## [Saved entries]
= Beginning of Section =
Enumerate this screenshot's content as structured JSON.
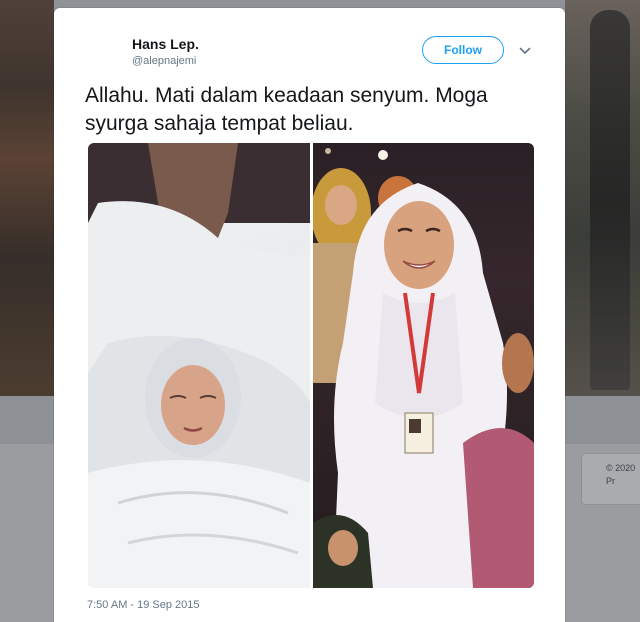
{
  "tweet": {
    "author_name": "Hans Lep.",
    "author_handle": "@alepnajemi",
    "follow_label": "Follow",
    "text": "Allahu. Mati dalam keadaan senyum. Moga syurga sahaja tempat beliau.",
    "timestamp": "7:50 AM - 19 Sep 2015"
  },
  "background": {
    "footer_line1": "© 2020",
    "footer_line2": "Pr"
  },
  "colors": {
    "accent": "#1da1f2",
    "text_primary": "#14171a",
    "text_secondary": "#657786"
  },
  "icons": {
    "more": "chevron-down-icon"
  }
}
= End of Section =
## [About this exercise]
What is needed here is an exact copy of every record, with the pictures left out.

## [Result for this exercise]
Enumerate this screenshot's content as structured JSON.
{
  "tweet": {
    "author_name": "Hans Lep.",
    "author_handle": "@alepnajemi",
    "follow_label": "Follow",
    "text": "Allahu. Mati dalam keadaan senyum. Moga syurga sahaja tempat beliau.",
    "timestamp": "7:50 AM - 19 Sep 2015"
  },
  "background": {
    "footer_line1": "© 2020",
    "footer_line2": "Pr"
  },
  "colors": {
    "accent": "#1da1f2",
    "text_primary": "#14171a",
    "text_secondary": "#657786"
  },
  "icons": {
    "more": "chevron-down-icon"
  }
}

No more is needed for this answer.